TASK BRIEF:
Across the entries below, work out how many lines contain "title". Respond with the number and no other text.

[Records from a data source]
------------
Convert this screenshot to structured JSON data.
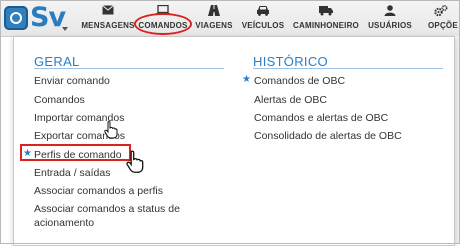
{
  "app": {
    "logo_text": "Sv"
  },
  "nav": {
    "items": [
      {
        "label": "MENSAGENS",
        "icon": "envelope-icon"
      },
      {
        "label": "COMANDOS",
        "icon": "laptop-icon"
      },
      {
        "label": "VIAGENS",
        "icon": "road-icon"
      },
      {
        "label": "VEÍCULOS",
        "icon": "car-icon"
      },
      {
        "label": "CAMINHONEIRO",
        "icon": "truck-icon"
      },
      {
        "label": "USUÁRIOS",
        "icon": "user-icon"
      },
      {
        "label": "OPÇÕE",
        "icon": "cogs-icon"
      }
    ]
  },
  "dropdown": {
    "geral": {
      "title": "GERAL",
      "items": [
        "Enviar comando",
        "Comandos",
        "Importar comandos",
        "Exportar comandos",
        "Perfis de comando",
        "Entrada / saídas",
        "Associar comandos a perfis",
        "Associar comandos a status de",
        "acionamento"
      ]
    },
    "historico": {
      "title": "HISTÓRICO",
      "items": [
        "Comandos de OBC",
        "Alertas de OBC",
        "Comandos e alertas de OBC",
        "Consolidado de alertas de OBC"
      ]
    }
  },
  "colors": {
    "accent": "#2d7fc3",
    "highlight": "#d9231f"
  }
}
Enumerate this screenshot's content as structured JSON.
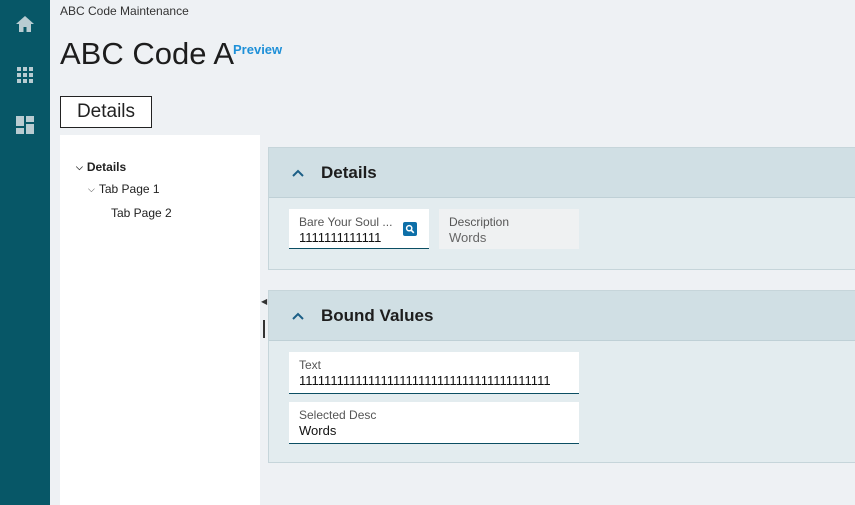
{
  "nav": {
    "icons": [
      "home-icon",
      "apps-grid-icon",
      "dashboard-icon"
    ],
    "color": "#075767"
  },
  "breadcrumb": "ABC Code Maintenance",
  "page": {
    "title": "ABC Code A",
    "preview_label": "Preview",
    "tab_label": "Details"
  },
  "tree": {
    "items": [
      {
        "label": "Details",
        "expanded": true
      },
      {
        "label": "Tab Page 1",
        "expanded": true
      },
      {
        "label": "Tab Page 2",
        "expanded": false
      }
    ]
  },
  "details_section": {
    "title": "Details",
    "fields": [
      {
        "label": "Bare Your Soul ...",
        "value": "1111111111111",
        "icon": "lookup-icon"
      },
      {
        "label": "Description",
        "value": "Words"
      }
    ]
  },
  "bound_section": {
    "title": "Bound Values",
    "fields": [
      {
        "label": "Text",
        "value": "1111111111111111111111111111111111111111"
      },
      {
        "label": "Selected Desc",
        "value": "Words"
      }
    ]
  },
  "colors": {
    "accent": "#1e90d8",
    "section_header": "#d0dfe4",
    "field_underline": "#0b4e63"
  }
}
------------
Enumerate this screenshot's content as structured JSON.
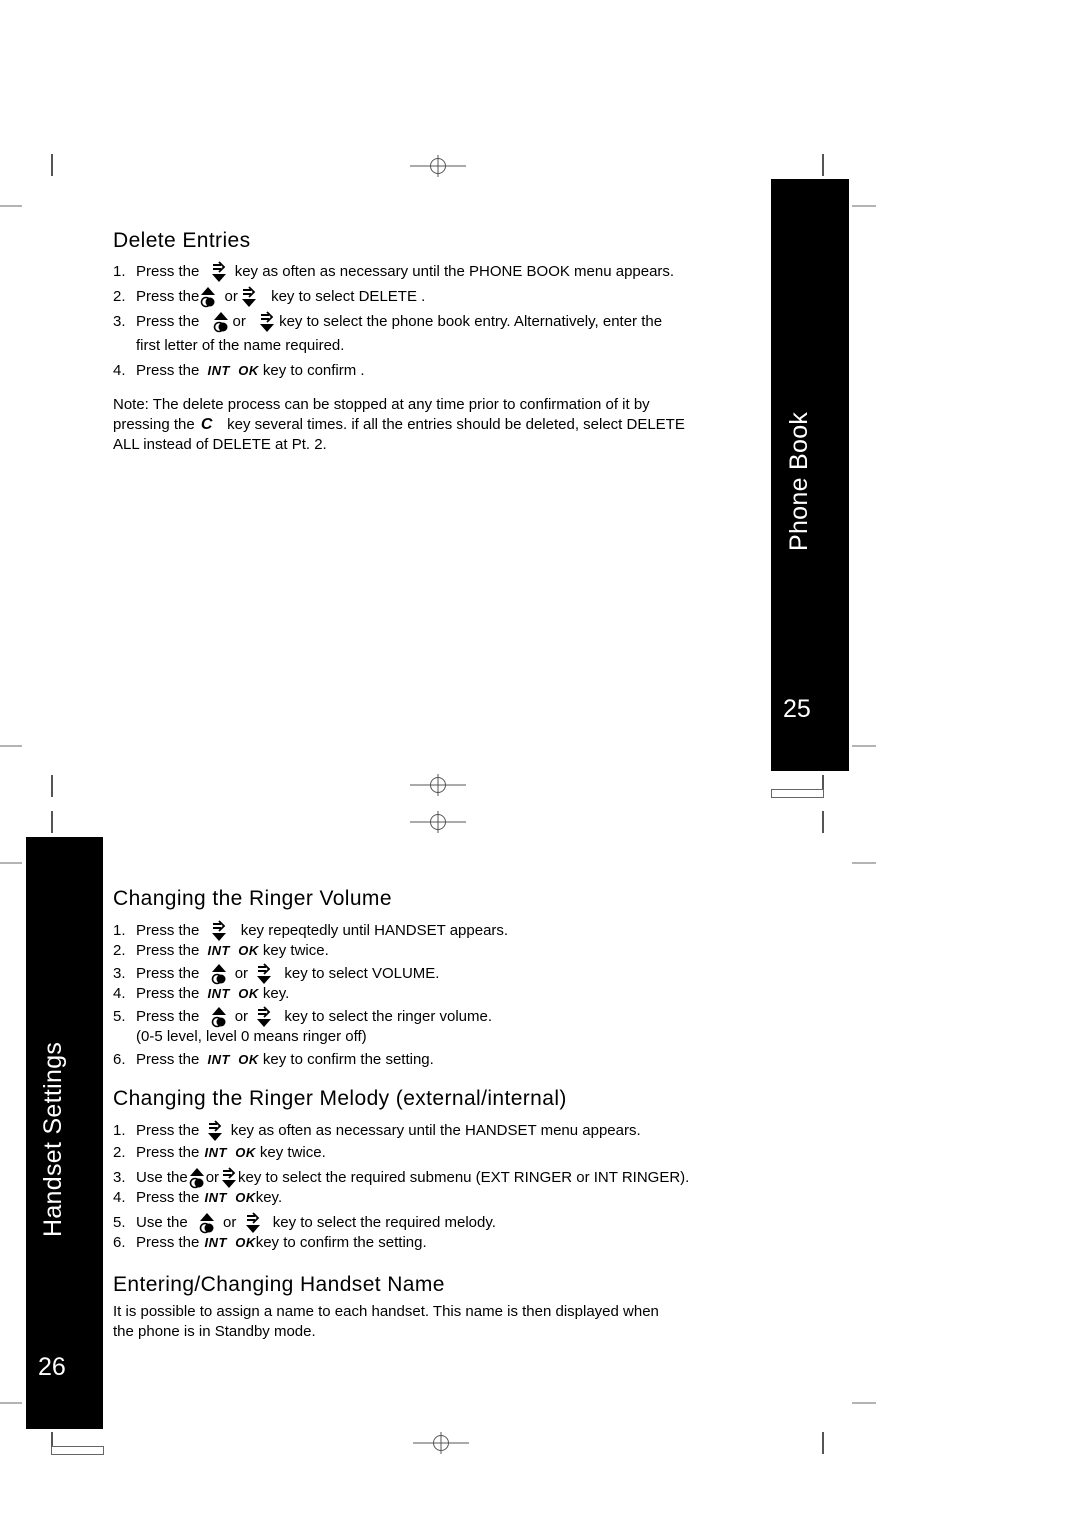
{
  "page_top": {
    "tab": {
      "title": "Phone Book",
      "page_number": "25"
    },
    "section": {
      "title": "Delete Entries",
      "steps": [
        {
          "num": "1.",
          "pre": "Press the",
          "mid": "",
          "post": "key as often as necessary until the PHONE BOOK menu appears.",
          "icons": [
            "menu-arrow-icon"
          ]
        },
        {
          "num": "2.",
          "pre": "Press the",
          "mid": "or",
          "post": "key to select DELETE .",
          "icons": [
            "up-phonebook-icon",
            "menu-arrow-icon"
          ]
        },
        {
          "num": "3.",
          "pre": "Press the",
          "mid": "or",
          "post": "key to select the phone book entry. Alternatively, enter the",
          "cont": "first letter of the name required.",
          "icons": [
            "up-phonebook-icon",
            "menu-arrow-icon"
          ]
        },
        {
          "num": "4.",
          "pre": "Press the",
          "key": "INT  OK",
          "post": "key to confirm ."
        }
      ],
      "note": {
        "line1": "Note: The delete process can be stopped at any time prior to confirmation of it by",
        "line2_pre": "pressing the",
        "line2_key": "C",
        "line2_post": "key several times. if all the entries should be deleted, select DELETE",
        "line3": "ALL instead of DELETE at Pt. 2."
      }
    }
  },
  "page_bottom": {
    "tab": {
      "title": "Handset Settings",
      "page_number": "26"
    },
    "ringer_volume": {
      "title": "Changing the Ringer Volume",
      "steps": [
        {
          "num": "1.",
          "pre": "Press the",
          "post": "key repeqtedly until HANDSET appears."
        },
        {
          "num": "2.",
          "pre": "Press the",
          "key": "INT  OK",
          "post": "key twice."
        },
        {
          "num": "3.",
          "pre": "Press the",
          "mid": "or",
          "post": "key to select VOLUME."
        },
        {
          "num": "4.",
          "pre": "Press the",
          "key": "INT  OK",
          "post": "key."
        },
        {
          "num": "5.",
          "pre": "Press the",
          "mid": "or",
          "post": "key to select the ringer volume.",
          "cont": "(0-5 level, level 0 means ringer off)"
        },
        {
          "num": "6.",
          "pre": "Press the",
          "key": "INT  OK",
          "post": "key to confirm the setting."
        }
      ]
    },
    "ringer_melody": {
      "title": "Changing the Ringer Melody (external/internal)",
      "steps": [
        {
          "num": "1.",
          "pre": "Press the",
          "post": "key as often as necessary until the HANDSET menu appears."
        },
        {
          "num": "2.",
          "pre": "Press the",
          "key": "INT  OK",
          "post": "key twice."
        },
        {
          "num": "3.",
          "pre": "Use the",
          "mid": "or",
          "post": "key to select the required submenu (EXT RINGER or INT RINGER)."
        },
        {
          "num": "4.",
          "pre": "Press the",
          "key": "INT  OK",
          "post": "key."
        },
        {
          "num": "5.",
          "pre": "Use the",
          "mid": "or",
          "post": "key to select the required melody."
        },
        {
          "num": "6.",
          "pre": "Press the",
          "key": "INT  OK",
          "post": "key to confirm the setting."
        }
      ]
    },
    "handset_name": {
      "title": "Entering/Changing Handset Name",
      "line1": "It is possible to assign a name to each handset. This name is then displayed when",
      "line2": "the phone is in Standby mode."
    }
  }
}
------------
RESPONSE BOX:
11